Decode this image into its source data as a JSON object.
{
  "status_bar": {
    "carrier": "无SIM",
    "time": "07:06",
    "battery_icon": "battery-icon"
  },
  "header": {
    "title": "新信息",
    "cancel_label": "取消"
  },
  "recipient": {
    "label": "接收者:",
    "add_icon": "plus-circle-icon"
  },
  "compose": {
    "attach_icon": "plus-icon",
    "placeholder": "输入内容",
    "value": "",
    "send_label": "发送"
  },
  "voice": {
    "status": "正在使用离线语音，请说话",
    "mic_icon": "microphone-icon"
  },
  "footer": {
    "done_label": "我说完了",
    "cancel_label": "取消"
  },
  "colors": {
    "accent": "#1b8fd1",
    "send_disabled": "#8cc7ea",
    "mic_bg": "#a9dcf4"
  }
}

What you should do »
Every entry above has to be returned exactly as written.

Written response »
Decode this image into its source data as a JSON object.
{
  "status_bar": {
    "carrier": "无SIM",
    "time": "07:06",
    "battery_icon": "battery-icon"
  },
  "header": {
    "title": "新信息",
    "cancel_label": "取消"
  },
  "recipient": {
    "label": "接收者:",
    "add_icon": "plus-circle-icon"
  },
  "compose": {
    "attach_icon": "plus-icon",
    "placeholder": "输入内容",
    "value": "",
    "send_label": "发送"
  },
  "voice": {
    "status": "正在使用离线语音，请说话",
    "mic_icon": "microphone-icon"
  },
  "footer": {
    "done_label": "我说完了",
    "cancel_label": "取消"
  },
  "colors": {
    "accent": "#1b8fd1",
    "send_disabled": "#8cc7ea",
    "mic_bg": "#a9dcf4"
  }
}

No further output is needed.